=== Your objective ===
If a line in the data below holds the word "Shift", copy it.

Element data from apps and pages
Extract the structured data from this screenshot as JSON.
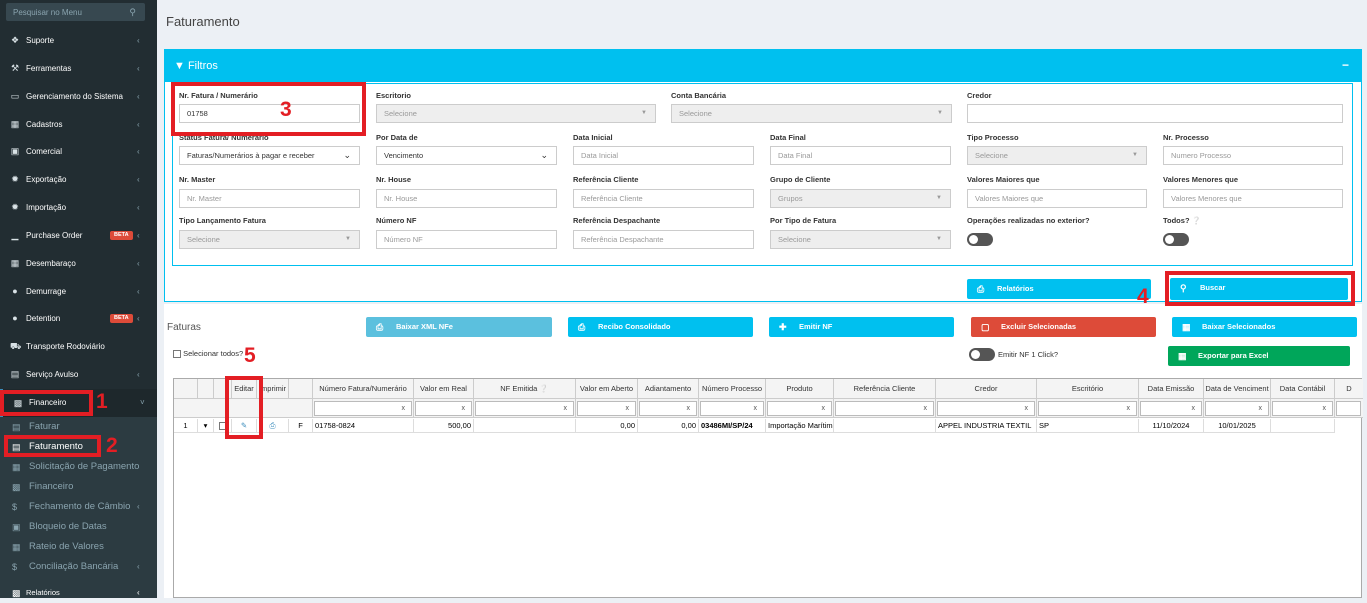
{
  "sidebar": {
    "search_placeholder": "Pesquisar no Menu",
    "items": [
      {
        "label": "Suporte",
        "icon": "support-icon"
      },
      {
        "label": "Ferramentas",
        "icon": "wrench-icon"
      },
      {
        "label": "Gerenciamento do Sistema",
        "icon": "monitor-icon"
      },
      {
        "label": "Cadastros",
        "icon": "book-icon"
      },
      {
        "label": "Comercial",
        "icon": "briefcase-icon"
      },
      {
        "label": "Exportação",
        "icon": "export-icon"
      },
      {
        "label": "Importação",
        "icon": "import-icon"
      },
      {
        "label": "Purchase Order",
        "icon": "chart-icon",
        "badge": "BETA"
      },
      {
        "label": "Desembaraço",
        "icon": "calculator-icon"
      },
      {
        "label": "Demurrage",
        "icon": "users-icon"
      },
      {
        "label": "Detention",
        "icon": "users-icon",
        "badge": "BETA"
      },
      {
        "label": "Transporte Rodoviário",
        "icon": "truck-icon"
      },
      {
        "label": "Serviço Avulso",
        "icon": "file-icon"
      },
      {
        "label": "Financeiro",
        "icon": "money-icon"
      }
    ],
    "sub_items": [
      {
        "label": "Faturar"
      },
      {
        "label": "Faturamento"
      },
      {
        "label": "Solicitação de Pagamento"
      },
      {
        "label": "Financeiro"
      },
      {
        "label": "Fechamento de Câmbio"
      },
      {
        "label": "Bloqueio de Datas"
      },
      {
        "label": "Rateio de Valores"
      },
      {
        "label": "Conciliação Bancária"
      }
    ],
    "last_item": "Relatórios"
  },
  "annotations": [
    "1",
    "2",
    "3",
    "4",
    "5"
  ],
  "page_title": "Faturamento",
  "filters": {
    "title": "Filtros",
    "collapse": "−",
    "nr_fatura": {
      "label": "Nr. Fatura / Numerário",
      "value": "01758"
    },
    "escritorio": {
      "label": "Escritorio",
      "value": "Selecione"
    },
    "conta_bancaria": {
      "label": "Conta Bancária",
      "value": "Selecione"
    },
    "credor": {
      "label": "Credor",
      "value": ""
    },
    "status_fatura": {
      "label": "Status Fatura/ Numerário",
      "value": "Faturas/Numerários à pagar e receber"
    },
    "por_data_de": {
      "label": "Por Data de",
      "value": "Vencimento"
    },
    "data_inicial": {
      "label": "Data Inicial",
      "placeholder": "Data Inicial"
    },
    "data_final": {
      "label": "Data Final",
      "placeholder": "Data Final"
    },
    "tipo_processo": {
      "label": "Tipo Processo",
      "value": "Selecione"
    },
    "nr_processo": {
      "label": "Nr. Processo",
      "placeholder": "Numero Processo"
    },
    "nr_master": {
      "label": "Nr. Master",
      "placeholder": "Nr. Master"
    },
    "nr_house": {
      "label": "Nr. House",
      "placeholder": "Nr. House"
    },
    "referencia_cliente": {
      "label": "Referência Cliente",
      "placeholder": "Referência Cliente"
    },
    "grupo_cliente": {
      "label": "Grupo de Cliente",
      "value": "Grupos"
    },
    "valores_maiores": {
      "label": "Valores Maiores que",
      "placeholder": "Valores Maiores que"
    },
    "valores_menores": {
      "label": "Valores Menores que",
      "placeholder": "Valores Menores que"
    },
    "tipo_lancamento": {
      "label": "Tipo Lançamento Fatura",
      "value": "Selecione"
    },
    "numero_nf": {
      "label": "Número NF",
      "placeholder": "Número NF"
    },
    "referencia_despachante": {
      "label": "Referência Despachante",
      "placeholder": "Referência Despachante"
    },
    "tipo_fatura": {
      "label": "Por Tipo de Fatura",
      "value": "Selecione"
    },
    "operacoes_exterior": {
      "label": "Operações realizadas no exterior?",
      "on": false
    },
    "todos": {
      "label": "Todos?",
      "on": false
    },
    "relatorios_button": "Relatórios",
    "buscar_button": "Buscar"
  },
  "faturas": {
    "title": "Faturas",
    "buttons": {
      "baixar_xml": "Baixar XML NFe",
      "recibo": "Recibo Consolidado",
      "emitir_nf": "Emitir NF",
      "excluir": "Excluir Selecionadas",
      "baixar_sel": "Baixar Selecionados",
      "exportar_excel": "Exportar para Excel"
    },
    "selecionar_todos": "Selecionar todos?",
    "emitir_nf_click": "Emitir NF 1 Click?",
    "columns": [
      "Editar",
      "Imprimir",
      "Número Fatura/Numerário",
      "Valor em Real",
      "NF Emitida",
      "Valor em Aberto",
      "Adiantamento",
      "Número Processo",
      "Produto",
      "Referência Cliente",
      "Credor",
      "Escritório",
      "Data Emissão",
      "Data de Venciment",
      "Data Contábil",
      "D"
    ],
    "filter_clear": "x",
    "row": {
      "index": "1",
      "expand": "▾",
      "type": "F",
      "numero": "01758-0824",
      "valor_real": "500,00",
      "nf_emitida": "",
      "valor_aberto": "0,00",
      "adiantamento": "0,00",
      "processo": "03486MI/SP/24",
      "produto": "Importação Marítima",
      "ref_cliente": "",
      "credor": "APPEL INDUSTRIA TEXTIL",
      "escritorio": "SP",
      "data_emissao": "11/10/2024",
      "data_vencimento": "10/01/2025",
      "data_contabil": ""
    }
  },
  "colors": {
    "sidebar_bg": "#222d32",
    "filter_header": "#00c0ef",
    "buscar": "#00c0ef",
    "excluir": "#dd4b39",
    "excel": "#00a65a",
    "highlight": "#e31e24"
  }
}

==

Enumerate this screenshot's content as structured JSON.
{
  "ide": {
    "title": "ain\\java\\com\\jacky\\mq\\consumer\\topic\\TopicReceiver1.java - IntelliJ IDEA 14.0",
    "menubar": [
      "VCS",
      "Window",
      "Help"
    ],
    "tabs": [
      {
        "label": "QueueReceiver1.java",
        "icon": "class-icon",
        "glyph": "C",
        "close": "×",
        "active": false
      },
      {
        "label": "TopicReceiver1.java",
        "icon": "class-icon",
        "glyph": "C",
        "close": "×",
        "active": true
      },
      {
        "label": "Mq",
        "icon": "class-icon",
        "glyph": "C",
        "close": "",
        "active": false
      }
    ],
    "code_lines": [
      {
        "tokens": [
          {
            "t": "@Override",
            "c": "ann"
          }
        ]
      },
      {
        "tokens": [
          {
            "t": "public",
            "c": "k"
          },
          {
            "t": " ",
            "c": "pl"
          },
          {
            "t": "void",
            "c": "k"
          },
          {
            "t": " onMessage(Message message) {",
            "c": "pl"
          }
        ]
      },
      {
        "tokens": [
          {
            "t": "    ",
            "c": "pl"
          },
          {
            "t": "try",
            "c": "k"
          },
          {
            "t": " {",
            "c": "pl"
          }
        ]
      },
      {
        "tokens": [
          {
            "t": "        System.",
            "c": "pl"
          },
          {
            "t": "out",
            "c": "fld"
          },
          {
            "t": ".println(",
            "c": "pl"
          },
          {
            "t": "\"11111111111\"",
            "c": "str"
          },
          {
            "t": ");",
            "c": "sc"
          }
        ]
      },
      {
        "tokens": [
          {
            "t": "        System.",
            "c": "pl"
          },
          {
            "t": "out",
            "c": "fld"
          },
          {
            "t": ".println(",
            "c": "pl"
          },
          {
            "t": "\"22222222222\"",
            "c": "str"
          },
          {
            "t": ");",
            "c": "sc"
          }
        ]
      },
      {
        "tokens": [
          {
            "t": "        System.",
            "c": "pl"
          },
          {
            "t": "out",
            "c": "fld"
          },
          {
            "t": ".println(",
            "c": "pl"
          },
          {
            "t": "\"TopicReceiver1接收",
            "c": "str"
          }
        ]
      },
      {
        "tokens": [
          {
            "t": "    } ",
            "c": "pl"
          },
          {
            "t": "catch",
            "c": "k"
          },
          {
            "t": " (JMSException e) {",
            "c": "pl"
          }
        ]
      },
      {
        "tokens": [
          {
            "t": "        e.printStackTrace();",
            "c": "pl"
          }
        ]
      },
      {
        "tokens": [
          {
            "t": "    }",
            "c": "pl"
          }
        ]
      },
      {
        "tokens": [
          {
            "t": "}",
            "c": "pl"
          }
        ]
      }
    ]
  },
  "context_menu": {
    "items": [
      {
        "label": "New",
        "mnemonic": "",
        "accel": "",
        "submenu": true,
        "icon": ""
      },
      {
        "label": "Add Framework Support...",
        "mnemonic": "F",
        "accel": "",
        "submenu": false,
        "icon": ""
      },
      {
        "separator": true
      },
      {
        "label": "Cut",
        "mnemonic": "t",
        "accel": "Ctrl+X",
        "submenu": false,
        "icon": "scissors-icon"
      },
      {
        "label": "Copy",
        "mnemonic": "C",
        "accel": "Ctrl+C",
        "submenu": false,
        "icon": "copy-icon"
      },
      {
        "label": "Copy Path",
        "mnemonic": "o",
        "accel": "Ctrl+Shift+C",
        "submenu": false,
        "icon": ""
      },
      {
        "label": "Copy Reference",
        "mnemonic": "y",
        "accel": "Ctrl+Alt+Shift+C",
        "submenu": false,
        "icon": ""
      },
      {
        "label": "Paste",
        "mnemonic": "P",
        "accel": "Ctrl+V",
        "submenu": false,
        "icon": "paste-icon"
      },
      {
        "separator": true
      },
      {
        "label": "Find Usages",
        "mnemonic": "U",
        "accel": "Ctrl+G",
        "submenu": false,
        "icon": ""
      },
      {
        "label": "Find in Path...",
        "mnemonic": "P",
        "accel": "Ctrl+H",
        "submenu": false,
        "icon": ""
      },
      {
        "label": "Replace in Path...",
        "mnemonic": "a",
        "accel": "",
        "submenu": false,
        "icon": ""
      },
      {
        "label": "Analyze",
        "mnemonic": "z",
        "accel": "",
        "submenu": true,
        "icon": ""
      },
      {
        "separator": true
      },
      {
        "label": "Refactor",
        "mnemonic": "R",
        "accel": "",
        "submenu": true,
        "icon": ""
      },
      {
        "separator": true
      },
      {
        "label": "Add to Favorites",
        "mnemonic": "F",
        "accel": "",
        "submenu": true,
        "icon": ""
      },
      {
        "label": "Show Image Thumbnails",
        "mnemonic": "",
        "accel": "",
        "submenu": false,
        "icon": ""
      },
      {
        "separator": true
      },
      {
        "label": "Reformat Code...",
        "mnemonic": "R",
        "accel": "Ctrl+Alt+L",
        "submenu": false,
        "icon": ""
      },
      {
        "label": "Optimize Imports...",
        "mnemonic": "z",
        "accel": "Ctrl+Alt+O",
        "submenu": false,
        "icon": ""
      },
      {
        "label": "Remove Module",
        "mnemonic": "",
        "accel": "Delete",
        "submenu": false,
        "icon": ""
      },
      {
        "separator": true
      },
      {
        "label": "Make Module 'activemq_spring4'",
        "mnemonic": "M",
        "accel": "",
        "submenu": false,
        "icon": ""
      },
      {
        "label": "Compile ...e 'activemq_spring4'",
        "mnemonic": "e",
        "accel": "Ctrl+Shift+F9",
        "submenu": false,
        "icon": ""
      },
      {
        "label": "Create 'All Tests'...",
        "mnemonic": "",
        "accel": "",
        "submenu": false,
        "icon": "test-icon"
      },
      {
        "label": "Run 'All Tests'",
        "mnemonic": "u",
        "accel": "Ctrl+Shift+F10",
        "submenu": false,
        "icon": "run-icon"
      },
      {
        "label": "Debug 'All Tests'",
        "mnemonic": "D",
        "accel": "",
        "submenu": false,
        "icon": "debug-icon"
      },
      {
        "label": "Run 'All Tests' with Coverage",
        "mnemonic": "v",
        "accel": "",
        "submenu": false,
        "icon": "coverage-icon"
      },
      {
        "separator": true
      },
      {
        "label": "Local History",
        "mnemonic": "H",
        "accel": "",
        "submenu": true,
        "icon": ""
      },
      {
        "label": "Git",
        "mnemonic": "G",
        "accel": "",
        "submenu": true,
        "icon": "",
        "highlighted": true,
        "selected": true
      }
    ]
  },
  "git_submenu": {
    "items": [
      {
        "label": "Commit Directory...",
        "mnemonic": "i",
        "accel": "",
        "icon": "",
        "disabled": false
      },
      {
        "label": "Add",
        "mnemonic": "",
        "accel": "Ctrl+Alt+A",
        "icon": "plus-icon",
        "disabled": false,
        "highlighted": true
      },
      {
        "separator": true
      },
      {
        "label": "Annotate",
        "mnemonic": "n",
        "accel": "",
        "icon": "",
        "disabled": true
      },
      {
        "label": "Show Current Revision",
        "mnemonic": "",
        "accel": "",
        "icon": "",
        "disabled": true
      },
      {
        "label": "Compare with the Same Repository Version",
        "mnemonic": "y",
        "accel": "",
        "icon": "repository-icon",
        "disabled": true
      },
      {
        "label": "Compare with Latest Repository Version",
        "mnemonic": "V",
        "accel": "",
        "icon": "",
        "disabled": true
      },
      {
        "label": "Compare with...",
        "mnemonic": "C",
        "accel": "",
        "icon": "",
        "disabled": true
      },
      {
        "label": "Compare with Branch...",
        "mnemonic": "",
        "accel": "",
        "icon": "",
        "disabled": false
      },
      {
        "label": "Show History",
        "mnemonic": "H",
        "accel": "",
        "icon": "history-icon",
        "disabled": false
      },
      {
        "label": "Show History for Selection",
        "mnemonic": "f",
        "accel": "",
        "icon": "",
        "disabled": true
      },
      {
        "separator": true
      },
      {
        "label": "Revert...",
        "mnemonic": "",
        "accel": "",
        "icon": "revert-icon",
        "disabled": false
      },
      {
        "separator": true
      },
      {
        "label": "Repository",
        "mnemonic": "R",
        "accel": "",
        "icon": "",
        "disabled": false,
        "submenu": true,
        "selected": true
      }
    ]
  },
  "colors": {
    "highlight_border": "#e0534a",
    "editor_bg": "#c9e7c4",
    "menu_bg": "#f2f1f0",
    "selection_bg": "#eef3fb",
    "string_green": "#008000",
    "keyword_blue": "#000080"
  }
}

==

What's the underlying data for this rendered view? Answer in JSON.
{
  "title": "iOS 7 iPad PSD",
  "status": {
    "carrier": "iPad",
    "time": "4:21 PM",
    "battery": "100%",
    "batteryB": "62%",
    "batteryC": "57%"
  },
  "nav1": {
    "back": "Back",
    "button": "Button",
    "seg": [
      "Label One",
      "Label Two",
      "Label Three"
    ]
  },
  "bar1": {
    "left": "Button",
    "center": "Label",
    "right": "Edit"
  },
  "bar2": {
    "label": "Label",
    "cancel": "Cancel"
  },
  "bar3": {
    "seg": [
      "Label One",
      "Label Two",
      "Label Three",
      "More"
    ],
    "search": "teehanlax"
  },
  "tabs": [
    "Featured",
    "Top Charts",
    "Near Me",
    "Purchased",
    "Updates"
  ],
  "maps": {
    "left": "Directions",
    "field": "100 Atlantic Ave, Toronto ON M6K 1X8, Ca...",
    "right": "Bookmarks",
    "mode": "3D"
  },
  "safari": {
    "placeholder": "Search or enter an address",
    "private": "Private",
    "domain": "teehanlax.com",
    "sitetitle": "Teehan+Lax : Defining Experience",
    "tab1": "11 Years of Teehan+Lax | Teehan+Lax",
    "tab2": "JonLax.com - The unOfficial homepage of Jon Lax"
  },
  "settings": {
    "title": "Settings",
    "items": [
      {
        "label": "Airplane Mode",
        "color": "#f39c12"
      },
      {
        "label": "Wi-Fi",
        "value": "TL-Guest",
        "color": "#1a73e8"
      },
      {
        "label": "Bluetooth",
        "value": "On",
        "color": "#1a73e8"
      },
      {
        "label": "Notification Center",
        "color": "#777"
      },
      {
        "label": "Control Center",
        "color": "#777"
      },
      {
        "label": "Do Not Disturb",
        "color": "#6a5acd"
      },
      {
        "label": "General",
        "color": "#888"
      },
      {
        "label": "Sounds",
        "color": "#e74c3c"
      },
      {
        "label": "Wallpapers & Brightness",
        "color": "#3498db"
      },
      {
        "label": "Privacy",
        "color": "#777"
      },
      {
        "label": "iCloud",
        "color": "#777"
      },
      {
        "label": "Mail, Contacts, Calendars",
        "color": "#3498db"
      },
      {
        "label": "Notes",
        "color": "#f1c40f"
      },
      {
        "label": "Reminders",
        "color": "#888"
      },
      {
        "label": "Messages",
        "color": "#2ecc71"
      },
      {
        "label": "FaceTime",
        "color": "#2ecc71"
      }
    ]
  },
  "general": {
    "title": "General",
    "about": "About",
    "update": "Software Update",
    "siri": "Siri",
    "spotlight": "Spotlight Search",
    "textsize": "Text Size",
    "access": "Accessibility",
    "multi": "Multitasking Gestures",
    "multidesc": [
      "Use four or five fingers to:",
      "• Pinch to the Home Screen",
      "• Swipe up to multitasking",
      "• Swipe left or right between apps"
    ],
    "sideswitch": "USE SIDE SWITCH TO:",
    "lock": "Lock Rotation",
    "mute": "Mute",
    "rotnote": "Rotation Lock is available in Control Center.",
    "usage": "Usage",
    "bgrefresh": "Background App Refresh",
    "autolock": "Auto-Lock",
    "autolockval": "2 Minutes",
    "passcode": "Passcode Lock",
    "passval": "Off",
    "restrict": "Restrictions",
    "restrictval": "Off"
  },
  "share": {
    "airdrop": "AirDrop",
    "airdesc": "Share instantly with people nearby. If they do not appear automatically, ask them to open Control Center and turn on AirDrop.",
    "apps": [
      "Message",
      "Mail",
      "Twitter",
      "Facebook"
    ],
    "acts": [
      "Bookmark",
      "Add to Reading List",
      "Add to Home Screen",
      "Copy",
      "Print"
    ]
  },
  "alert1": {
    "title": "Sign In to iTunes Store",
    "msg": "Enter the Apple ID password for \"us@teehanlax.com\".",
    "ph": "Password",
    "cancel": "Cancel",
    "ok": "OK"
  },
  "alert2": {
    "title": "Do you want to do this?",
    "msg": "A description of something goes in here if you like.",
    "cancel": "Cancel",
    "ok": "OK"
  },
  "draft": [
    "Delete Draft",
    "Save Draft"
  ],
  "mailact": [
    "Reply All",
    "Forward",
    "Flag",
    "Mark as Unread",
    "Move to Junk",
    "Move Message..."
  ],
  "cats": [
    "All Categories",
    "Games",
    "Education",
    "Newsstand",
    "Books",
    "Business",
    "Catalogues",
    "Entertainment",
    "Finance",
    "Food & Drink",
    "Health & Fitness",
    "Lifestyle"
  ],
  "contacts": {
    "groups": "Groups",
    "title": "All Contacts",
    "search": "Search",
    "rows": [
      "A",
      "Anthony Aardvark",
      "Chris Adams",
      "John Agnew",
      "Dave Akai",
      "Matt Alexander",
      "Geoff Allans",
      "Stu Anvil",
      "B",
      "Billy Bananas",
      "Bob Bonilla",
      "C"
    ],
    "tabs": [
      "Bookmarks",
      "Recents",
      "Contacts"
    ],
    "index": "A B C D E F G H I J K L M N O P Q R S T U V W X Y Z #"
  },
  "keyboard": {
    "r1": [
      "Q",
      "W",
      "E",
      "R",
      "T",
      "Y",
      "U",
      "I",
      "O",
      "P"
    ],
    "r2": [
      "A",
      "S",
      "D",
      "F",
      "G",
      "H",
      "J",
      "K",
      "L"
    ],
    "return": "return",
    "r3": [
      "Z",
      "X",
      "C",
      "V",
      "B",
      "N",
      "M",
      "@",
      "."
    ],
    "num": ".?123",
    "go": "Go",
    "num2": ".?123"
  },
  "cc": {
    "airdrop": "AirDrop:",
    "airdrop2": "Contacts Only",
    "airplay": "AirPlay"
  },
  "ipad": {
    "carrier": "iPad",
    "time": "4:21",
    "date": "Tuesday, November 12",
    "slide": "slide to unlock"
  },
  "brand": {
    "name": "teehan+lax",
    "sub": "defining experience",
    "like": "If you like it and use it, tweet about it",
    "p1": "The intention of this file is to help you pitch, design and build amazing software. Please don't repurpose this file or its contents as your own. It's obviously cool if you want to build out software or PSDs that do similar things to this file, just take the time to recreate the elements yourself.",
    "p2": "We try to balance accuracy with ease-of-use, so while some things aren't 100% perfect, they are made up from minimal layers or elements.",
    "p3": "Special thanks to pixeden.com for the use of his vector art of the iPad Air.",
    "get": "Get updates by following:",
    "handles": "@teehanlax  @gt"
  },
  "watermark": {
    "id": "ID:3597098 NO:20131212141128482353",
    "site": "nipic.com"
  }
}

=== Result of the exercise ===
        "accel": "Ctrl+Shift+C",
        "accel": "Ctrl+Alt+Shift+C",
        "accel": "Ctrl+Shift+F9",
        "accel": "Ctrl+Shift+F10",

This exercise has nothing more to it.